CSS breathes life into the HTML skeleton. Like the exterior envelope of a building, it gives form, colour and shape. Responsive design principles are brought in through CSS. There's a lot of beauty that can be brought to bear with CSS on its own. Take some time to learn its nuances thoroughly and gain appreciation for its capabilities. Don't use HTML where you should be leveraging CSS to create the look and feel you want.

Power - JavaScript

The addition of some JavaScript gives a site functionality and juices it with power which enables users to get things done. If you've setup the structure and form correctly, JavaScript adds spice and that little "something" that puts the site over the top. JavaScript should be used sparingly. Most of the functionality of a site should come from proper design of the layout with HTML and design of styling with CSS.

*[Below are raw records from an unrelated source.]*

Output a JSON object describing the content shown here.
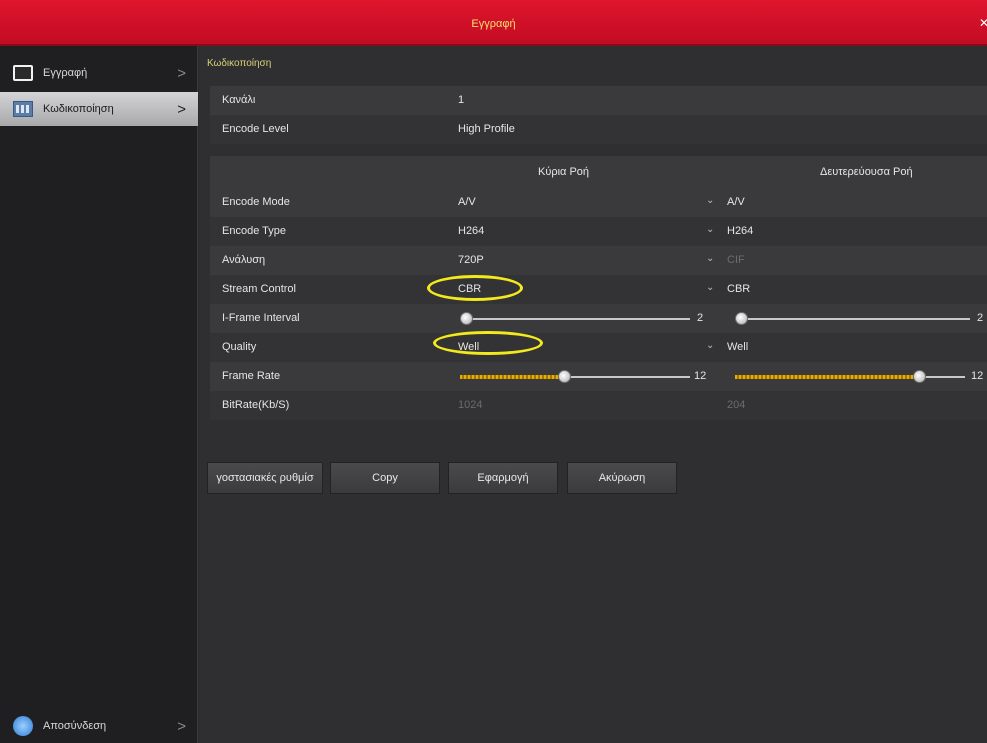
{
  "window": {
    "title": "Εγγραφή",
    "close": "✕"
  },
  "sidebar": {
    "items": [
      {
        "label": "Εγγραφή",
        "icon": "monitor-icon"
      },
      {
        "label": "Κωδικοποίηση",
        "icon": "grid-icon"
      }
    ],
    "bottom": {
      "label": "Αποσύνδεση",
      "icon": "logout-icon"
    },
    "arrow": ">"
  },
  "main": {
    "section_title": "Κωδικοποίηση",
    "channel": {
      "label": "Κανάλι",
      "value": "1"
    },
    "encode_level": {
      "label": "Encode Level",
      "value": "High Profile"
    },
    "columns": {
      "main": "Κύρια Ροή",
      "sub": "Δευτερεύουσα Ροή"
    },
    "rows": [
      {
        "label": "Encode Mode",
        "main": "A/V",
        "sub": "A/V"
      },
      {
        "label": "Encode Type",
        "main": "H264",
        "sub": "H264"
      },
      {
        "label": "Ανάλυση",
        "main": "720P",
        "sub": "CIF"
      },
      {
        "label": "Stream Control",
        "main": "CBR",
        "sub": "CBR"
      },
      {
        "label": "I-Frame Interval",
        "main": "2",
        "sub": "2",
        "main_fraction": 0.0,
        "sub_fraction": 0.0
      },
      {
        "label": "Quality",
        "main": "Well",
        "sub": "Well"
      },
      {
        "label": "Frame Rate",
        "main": "12",
        "sub": "12",
        "main_fraction": 0.45,
        "sub_fraction": 0.8
      },
      {
        "label": "BitRate(Kb/S)",
        "main": "1024",
        "sub": "204"
      }
    ],
    "chevron": "⌄"
  },
  "buttons": {
    "defaults": "γοστασιακές ρυθμίσ",
    "copy": "Copy",
    "apply": "Εφαρμογή",
    "cancel": "Ακύρωση"
  },
  "colors": {
    "titlebar": "#d4142b",
    "highlight": "#f2ea1c",
    "slider_fill": "#e7b000"
  }
}
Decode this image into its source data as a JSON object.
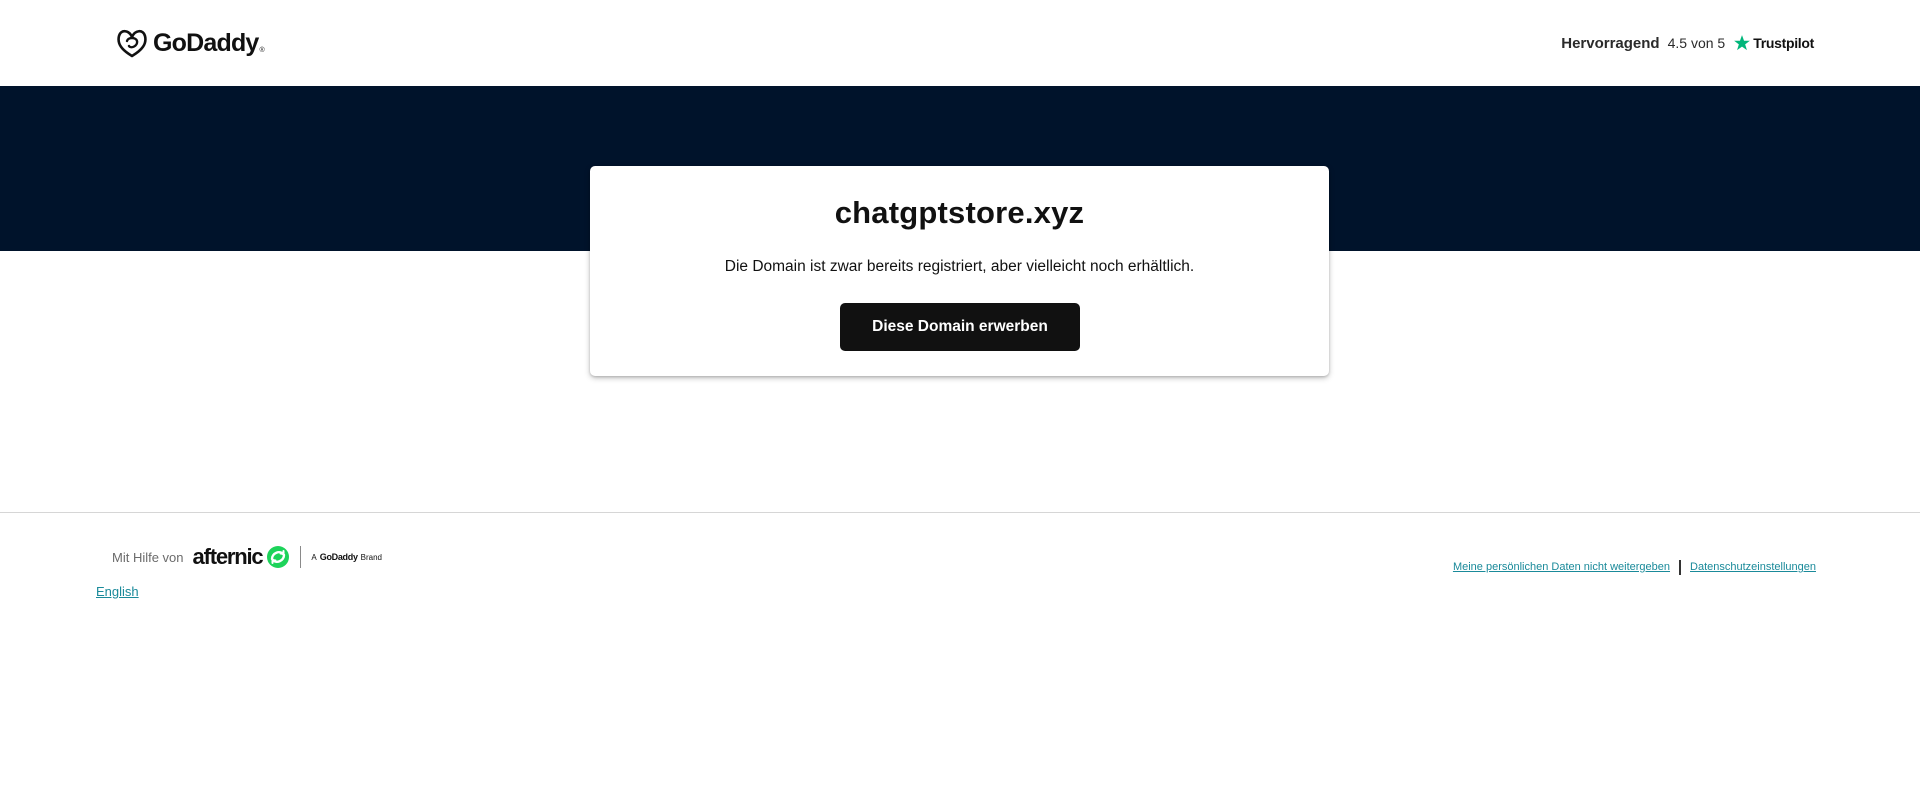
{
  "header": {
    "logo_text": "GoDaddy",
    "logo_tm": "®",
    "trust_rating_word": "Hervorragend",
    "trust_score": "4.5 von 5",
    "trust_brand": "Trustpilot"
  },
  "card": {
    "domain": "chatgptstore.xyz",
    "message": "Die Domain ist zwar bereits registriert, aber vielleicht noch erhältlich.",
    "button_label": "Diese Domain erwerben"
  },
  "footer": {
    "powered_by_label": "Mit Hilfe von",
    "partner_name": "afternic",
    "brand_tag_prefix": "A",
    "brand_tag_name": "GoDaddy",
    "brand_tag_suffix": "Brand",
    "language_link": "English",
    "legal_links": [
      "Meine persönlichen Daten nicht weitergeben",
      "Datenschutzeinstellungen"
    ]
  },
  "colors": {
    "band": "#00132b",
    "button": "#111111",
    "link": "#1a8a9a",
    "trustpilot_star": "#00b67a",
    "afternic_green": "#1dd35a"
  }
}
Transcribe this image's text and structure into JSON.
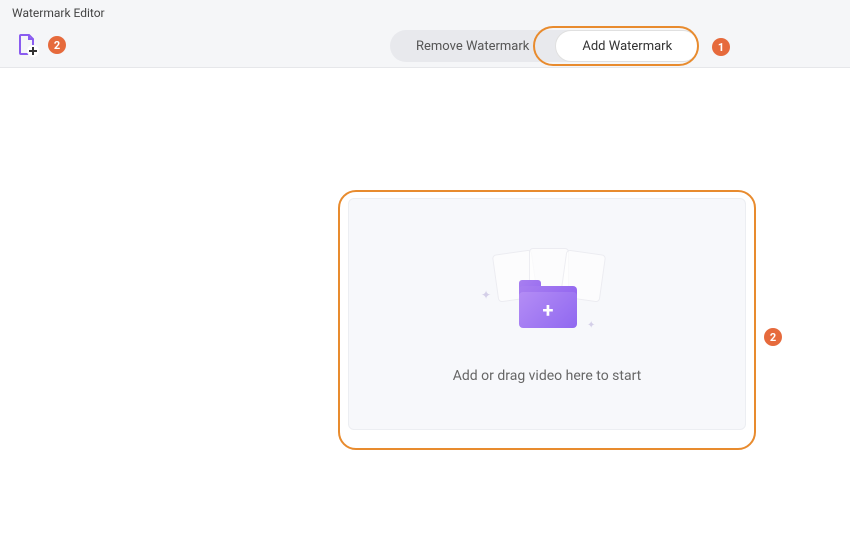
{
  "header": {
    "title": "Watermark Editor",
    "tabs": {
      "remove": "Remove Watermark",
      "add": "Add Watermark"
    },
    "icons": {
      "add_file": "file-add-icon"
    }
  },
  "annotations": {
    "badge1": "1",
    "badge2_top": "2",
    "badge2_side": "2"
  },
  "dropzone": {
    "text": "Add or drag video here to start"
  }
}
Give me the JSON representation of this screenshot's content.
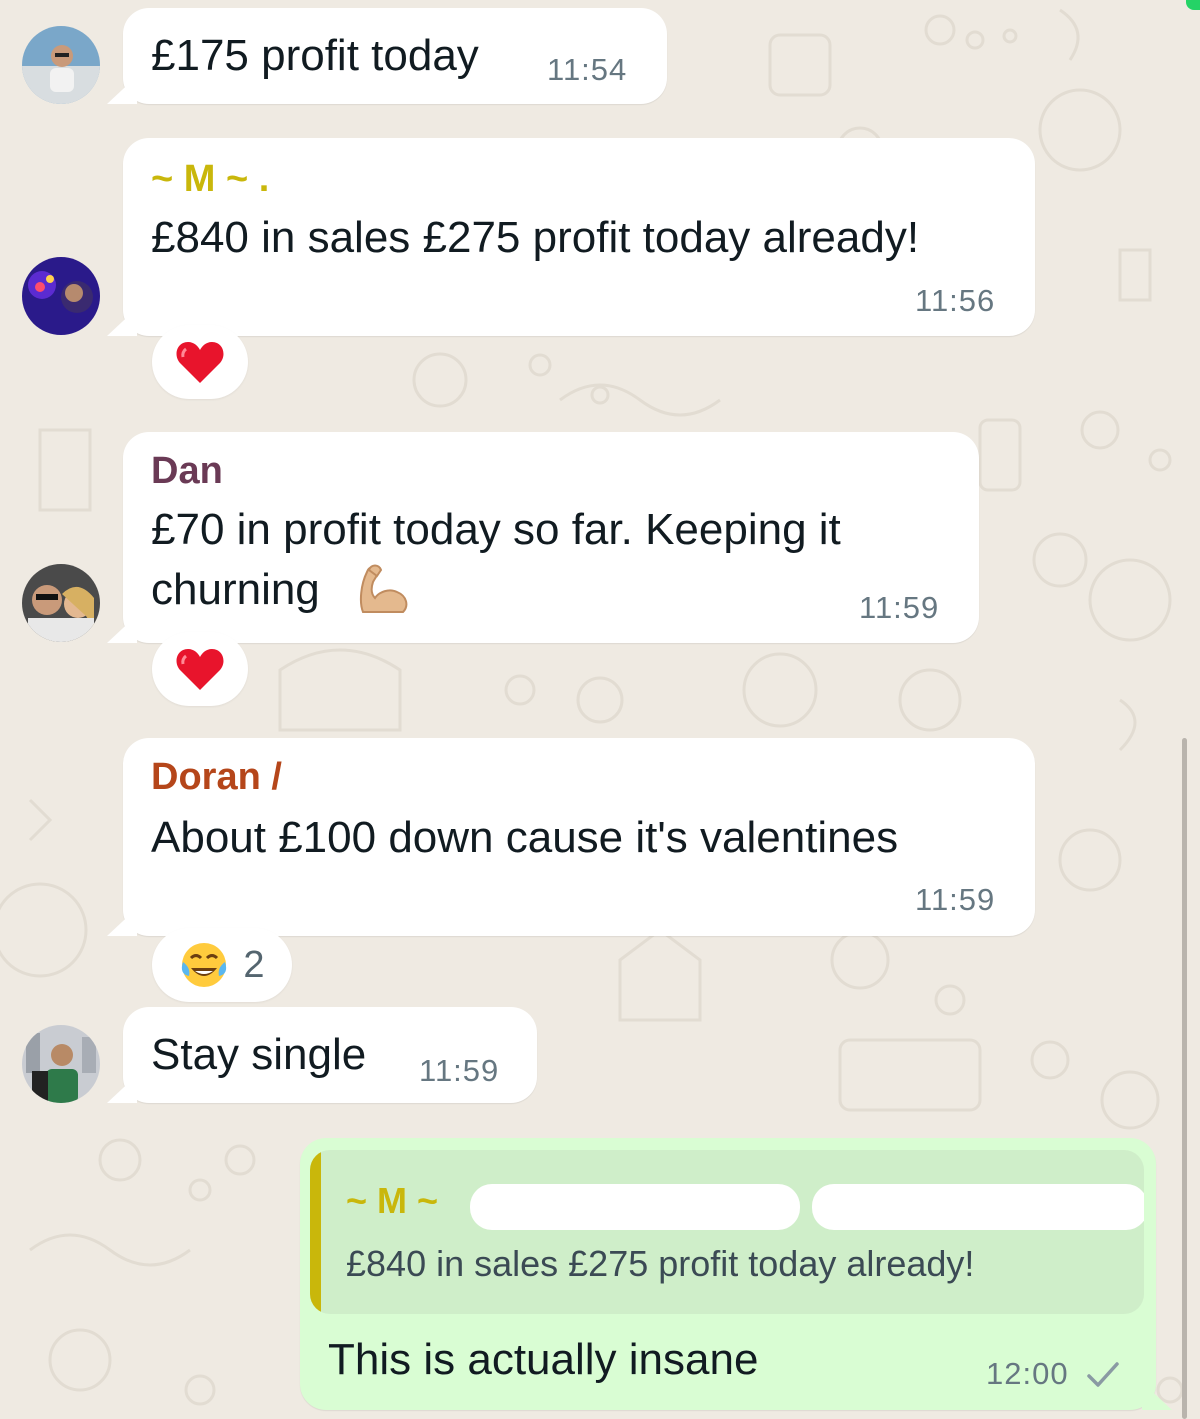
{
  "messages": [
    {
      "text": "£175 profit today",
      "time": "11:54"
    },
    {
      "sender": "~ M ~ .",
      "text": "£840 in sales £275 profit today already!",
      "time": "11:56",
      "reaction": "heart"
    },
    {
      "sender": "Dan",
      "text_line1": "£70 in profit today so far. Keeping it",
      "text_line2": "churning",
      "emoji": "flexed-biceps",
      "time": "11:59",
      "reaction": "heart"
    },
    {
      "sender": "Doran /",
      "text": "About £100 down cause it's valentines",
      "time": "11:59",
      "reaction": "joy",
      "reaction_count": "2"
    },
    {
      "text": "Stay single",
      "time": "11:59"
    }
  ],
  "outgoing": {
    "quote_sender": "~ M ~",
    "quote_text": "£840 in sales £275 profit today already!",
    "text": "This is actually insane",
    "time": "12:00",
    "status": "sent-check"
  },
  "colors": {
    "background": "#efeae2",
    "bubble_in": "#ffffff",
    "bubble_out": "#d9fdd3",
    "sender_m": "#c9b70b",
    "sender_dan": "#6a3a55",
    "sender_doran": "#b5461a",
    "timestamp": "#667781"
  }
}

Summing up

There's a rush today that makes everything frantic and borderline unsustainable. The rush, when applied to web design, can result in products which are difficult to maintain and perform poorly for their intended audience. Take your time, smell the flowers, and make sure your creation has a solid footing with the pillars of web technology.

Discussion (2)

anitabe404 profile image
Anita Beauchamp

I completely agree. I am currently working through the Foundations path of The Odin Project, which covers the basics of HTML, CSS, and JavaScript.

I discovered that even after doing the lessons, I was struggling with one of the projects. This prompted me to take a step back and think about why I was having so many problems. I realized that I did not understand CSS well and that I needed to spend more time learning and practicing the basics. It's made a big difference in my understanding.

Rushing through the fundamentals to get to the fancy stuff is a recipe for disaster. Eventually, you hit a wall and it's hard to go forward. Thanks for the reminder. 😎

sentinel1909 profile image
Jeff Mitchell Author

It's been something I've been thinking about a lot as I noodle around with React. As much as I can see it's a good tool for the toolbox, one really does need a grounding in the fundamentals first. Otherwise, your React project will be a mess of spaghetti :)